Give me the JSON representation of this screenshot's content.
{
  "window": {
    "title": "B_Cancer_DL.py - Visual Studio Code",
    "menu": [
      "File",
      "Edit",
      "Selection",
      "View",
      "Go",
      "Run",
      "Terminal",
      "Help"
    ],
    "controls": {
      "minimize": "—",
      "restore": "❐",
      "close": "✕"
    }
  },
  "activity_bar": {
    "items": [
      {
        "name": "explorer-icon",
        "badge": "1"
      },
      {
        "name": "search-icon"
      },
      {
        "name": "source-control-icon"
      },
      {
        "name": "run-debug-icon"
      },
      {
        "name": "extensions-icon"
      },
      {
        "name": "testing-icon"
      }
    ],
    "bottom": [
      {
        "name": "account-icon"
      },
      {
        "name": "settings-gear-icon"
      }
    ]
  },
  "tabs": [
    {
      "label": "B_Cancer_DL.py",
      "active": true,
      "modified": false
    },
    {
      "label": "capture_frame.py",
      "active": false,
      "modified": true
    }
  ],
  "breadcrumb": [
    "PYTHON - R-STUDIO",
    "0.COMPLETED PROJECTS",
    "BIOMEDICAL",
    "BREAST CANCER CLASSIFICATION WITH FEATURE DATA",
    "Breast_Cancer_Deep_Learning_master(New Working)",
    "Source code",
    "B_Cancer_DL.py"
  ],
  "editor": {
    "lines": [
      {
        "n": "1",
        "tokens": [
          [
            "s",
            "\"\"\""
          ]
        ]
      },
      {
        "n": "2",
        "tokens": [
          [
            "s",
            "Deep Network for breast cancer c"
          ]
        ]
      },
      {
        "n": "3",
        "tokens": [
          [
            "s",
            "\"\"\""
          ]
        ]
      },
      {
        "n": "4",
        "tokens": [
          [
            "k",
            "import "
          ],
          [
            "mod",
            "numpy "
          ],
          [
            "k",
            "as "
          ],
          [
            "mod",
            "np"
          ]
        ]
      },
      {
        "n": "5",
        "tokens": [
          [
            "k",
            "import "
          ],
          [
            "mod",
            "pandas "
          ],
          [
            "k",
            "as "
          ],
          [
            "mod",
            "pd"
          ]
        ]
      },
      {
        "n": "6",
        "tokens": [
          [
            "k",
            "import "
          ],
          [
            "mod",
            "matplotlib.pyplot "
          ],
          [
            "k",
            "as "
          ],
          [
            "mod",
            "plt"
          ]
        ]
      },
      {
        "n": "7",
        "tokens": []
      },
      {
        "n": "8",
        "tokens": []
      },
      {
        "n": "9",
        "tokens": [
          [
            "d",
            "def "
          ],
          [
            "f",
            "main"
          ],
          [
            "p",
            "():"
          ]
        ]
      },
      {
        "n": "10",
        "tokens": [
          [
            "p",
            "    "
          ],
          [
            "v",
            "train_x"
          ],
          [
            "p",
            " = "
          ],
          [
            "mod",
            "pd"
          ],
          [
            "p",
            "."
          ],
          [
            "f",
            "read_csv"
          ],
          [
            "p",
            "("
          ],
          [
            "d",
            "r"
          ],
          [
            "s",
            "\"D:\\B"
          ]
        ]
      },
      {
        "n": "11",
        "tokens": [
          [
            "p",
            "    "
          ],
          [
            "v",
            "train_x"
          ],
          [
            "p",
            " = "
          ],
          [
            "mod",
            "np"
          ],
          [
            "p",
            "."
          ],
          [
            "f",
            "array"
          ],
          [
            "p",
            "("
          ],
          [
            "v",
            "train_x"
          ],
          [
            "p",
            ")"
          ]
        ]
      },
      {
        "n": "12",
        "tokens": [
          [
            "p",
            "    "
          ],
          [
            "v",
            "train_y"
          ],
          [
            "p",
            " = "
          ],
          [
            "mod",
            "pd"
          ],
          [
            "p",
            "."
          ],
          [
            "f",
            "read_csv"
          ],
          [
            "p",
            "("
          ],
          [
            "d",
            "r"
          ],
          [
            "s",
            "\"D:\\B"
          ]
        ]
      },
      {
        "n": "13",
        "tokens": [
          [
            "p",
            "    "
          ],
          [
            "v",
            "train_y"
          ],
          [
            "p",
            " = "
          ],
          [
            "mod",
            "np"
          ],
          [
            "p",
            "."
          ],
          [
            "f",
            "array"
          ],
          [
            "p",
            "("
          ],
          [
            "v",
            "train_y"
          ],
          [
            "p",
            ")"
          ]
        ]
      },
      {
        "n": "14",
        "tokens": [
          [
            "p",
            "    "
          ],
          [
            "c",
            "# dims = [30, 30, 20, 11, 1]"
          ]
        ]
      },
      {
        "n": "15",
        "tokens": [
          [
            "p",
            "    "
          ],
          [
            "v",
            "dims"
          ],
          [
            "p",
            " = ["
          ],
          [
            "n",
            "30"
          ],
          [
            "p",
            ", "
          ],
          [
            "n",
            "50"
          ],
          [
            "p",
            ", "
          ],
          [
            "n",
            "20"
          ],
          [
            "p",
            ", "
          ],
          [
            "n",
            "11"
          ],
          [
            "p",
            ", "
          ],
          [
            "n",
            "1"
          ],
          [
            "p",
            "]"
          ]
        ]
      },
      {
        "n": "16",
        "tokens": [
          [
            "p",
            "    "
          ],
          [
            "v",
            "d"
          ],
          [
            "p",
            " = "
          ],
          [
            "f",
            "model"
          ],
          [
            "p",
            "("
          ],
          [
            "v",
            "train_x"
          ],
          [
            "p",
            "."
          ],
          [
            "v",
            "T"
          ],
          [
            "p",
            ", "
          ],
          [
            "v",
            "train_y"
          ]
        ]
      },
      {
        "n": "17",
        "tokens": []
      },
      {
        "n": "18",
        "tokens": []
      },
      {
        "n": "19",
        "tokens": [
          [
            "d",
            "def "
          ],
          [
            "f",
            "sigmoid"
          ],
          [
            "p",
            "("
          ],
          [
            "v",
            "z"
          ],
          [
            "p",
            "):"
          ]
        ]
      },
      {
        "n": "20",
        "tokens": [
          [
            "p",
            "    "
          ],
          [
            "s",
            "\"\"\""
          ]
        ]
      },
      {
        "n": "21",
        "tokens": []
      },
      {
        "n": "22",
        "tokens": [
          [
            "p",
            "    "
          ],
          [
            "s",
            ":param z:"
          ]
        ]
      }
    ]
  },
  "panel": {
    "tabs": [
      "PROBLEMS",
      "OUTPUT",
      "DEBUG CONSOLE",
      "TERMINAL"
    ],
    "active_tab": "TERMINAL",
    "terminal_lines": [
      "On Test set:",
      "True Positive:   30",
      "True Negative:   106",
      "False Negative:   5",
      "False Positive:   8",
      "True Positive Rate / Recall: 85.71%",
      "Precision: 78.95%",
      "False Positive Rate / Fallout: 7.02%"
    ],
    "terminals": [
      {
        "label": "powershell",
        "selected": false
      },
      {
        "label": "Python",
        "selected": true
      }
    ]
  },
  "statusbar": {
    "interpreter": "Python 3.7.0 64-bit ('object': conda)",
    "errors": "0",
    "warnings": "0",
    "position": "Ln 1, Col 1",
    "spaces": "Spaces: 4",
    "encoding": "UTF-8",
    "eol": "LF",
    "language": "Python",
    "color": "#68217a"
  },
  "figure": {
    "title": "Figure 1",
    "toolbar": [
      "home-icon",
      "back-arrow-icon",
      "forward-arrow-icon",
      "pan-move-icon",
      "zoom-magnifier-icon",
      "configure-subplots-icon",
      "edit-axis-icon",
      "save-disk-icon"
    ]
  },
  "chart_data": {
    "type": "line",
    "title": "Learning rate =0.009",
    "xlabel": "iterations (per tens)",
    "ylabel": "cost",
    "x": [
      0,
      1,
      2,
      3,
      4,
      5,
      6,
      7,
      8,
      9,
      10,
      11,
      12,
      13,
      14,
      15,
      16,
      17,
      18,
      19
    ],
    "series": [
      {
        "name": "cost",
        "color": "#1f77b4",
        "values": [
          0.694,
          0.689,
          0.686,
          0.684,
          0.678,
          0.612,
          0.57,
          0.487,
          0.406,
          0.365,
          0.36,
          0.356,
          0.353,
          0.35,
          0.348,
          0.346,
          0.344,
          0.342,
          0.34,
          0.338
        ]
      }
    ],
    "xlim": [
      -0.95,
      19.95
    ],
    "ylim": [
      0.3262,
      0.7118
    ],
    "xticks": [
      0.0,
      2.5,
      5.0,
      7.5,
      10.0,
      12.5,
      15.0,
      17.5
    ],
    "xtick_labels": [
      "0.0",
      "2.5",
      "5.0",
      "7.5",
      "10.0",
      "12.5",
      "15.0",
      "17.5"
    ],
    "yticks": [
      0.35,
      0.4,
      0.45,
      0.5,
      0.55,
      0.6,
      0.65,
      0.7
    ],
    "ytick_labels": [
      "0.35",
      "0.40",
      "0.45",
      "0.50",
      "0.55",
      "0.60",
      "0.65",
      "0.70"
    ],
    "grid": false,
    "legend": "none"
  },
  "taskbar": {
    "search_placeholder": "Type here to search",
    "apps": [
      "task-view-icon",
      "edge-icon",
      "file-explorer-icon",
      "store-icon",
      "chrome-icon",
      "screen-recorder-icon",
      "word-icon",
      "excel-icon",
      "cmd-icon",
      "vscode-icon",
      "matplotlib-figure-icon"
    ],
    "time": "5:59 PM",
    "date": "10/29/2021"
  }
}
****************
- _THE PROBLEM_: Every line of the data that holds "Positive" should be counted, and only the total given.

- _RESPONSE TO THE EXERCISE_: 4